=== Section Start ===

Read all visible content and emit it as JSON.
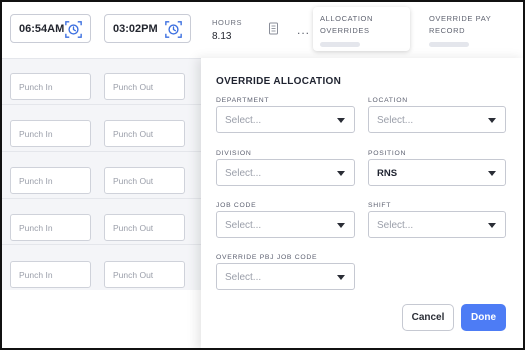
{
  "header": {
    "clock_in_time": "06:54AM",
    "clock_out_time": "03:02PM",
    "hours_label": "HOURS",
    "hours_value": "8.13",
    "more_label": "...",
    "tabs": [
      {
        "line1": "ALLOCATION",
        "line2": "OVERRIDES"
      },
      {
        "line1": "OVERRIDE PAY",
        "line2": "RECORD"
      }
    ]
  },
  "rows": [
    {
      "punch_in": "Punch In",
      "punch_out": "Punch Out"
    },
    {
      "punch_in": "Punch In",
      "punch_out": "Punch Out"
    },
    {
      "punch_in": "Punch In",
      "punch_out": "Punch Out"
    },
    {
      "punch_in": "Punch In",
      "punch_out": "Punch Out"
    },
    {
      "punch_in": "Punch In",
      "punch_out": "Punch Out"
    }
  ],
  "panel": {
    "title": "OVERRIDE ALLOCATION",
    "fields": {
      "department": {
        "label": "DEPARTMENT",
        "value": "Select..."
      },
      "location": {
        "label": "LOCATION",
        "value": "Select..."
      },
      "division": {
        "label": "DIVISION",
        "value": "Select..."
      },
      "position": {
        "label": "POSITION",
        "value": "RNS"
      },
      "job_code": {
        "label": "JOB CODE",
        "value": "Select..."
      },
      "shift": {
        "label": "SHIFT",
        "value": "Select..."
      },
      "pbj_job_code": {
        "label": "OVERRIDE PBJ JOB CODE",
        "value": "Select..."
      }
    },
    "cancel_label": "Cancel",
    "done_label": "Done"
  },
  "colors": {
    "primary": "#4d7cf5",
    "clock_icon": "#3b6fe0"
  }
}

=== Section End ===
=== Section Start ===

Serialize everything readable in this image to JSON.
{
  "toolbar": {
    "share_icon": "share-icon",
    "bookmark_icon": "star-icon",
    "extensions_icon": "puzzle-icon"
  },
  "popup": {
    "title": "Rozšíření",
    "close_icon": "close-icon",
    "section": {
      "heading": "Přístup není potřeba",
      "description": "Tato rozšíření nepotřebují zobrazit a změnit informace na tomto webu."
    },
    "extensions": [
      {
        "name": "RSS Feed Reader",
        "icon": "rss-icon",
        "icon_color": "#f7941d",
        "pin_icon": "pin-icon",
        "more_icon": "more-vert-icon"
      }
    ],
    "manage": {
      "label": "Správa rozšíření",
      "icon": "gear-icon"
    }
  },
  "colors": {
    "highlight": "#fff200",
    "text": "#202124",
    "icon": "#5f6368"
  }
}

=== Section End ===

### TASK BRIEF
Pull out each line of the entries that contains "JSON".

### SOLUTION BELOW
Read all visible content and emit it as JSON.
Serialize everything readable in this image to JSON.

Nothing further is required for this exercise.